Gusuku Sites and Related Properties of the Kingdom of Ryukyu
On November 30, 2000, UNESCO inscribed Gusuku sites and related properties of the kingdom of Ryukyu which consists of nine sites on the World Heritage. These sites symbolize the glory and history of Ryukyu kingdom specifically from the 14th to the 17th century. The Ryukyu kingdom flourished through trade with neighboring Asian contries and through these trading routes, brought back various influences in arts, religion, politics and academics.000年
It was built in the late 13th century, and located on the Motobu peninsula at the height of 90 – 100 meters remaining roughly 1,500 meters of limestone castle wall. The castle saw three generations of rulers before it was attacked and destroyed by the armies of Chuzan from the central area in1416. Hokuzan governing in subordination to the royal capital at Shuri continued making their residence for several centuries afterwards. Wedding ceremony can be held here with an application in advance.
Katsuren castle was built during the 12th century on a large hill of Ryukyuan limestone overlooking the Pacific ocean on two sides. Katsuren castle had a lot of power within the island since it had an extensive trade with other nations. Amawari Aji is known for its most famous ruler who ruled during the 15th century.
Nakagusuku castle was built in the 14th century by Aji Nakagusuku and enlarged by Gosamaru afterwards. Its walls are built up high following the contours of the land, and their outlines draw gentle curves which indicates his high architectural skills. Since it had little damage during the Battle of Okinawa it had been used as a park. Now it is inscribed as one of the World Heritage sites as well as 100 famous castles in Japan.
Zakimi castle was built in the early 15th century by Gosamaru, a local warrior and lord who helped unify Okinawa’s disparate nations into one Ryukyu kingdom. It is in ruins but the walls and foundations have been restored. The gusuku fortress has two inner courts, each with an arched gate which is Okinawa’s first stone arch gate featuring the unique keystone masonry of the Ryukyus. The spectacular views from its walls are: central island and north China sea including some islands. It was designated as a world Heritage Site in November 2000.
Shuri castle was built during the 14th century.
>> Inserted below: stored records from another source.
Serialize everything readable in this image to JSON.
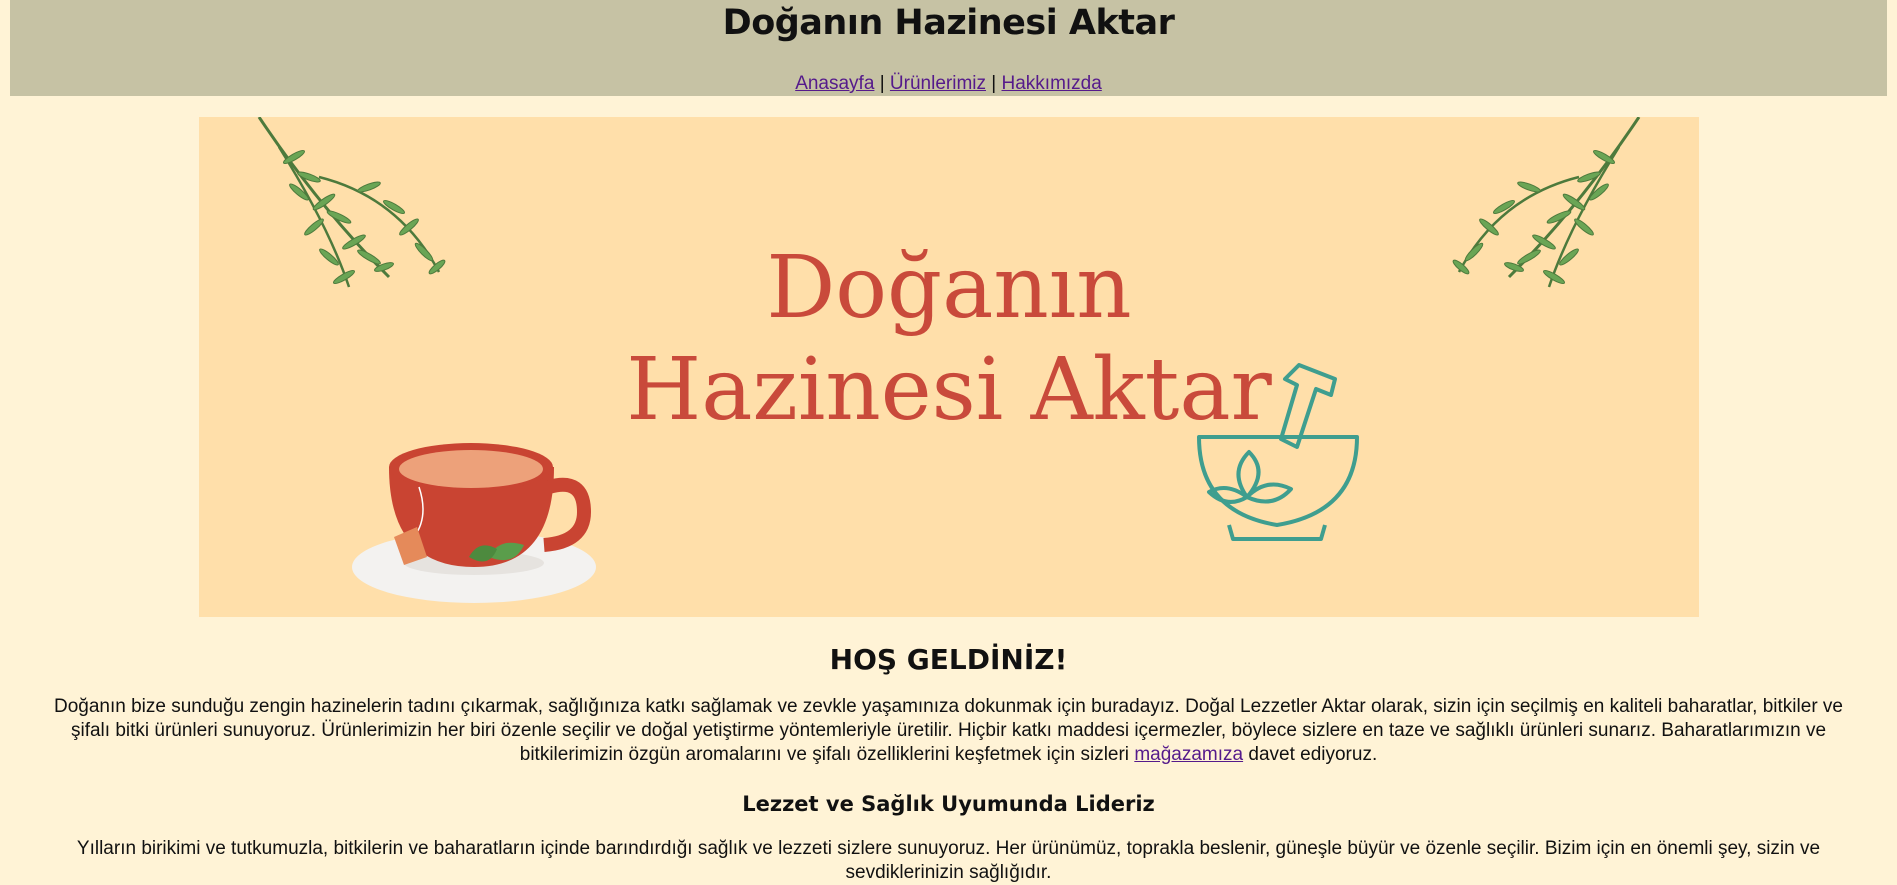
{
  "header": {
    "title": "Doğanın Hazinesi Aktar",
    "nav": {
      "home": "Anasayfa",
      "products": "Ürünlerimiz",
      "about": "Hakkımızda",
      "separator": "|"
    }
  },
  "banner": {
    "line1": "Doğanın",
    "line2": "Hazinesi Aktar",
    "icons": [
      "herb-branch-icon",
      "tea-cup-icon",
      "mortar-pestle-icon"
    ]
  },
  "main": {
    "welcome_heading": "HOŞ GELDİNİZ!",
    "intro_text_before": "Doğanın bize sunduğu zengin hazinelerin tadını çıkarmak, sağlığınıza katkı sağlamak ve zevkle yaşamınıza dokunmak için buradayız. Doğal Lezzetler Aktar olarak, sizin için seçilmiş en kaliteli baharatlar, bitkiler ve şifalı bitki ürünleri sunuyoruz. Ürünlerimizin her biri özenle seçilir ve doğal yetiştirme yöntemleriyle üretilir. Hiçbir katkı maddesi içermezler, böylece sizlere en taze ve sağlıklı ürünleri sunarız. Baharatlarımızın ve bitkilerimizin özgün aromalarını ve şifalı özelliklerini keşfetmek için sizleri ",
    "intro_link": "mağazamıza",
    "intro_text_after": " davet ediyoruz.",
    "sub_heading": "Lezzet ve Sağlık Uyumunda Lideriz",
    "story_text": "Yılların birikimi ve tutkumuzla, bitkilerin ve baharatların içinde barındırdığı sağlık ve lezzeti sizlere sunuyoruz. Her ürünümüz, toprakla beslenir, güneşle büyür ve özenle seçilir. Bizim için en önemli şey, sizin ve sevdiklerinizin sağlığıdır."
  },
  "colors": {
    "page_bg": "#fff3d6",
    "header_bg": "#c6c2a4",
    "banner_bg": "#ffdfaa",
    "banner_text": "#c94a3b",
    "cup_red": "#c94432",
    "mortar_teal": "#3f9e8f",
    "herb_green": "#5e9a4e",
    "link": "#551a8b"
  }
}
When king Sho Hashi unified the three principalities of Okinawa and established the Ryukyu kingdom, he used the castle as a residence. Shuri florished as the capital of its political, economic, cultural as well as foreign trade. Shuri castle was designated a national treasure of Japan in 1928, then completely destroyed during the World War Two. The castle consists of three courts, the front court where king coronation ceremonies were held, the south court where was used for official lookouts from the Satsuma clan, Japanese officials and for Japanese ceremonies. Beggining in 1992, it was reconstructed on the original site based on photographs and historical records.
Sonohyan Utaki Gate
Sonohyan Utaki stone gate was first built in the early 16th century by master craft man Nishito from Taketomi island during the reign of king Sho Shin. There is a sacred area with trees behind the gate and whenever the king left the castle on a journey, he would first stop there to pray for safe travels. The stone gate reflects the kingdom’s advanced limestone masonry skills which also show many signs of Chinese influence along with a Japanese influenced gable in the karahafu style. It was severely damaged during the Battle of Okinawa, but was restored in 1957, and officially designated a UNESCO World Heritage Site in 2000.
Tamaudun is a mausoleum built for royalty of Ryukyu kingdom by King Sho Shin in the early 16 century. The mausoleum’s name is originally written with different charactors which mean “palace of the spirits”. A stele in the outer courtyard, erected at the time of the mausoleum’s construction, states the provisions for being entombed at Tamaudun, and lists nine names, including that of Shô Shin. Some parts of east and west chambers were destroyed during the Battle of Okinawa but it was reconstructed in 1974.
Shikina En Garden
Shikina-en gardens were laid out in 1799 to embelish one of the residences of royal family and were used for the reception of an envoy from China the follwing year. The gardens feature a pond with two small islands which are a Chinese style hexagonal pavilion and other pavilions with red tiles and Chinese style arched bridges. The gardens were totally destroyed during the Battle of Okinawa. Restoration took around twenty years started in 1975.
In local legend, Sefa Utaki was created by the goddess Amamikiyo and is an historical sacred spot that served as one of the key locations of worship in the religion of the Ryukyuan people for millennia. Rituals held at Sefa Utaki played a key role in the official religious functions of the Ryukyu Kingdom.
Its highest priestesses were inaugurated and elevated to the status of deities at the site during its most important ceremonies. Today, so many people visit this site as it is well known as one of power spots.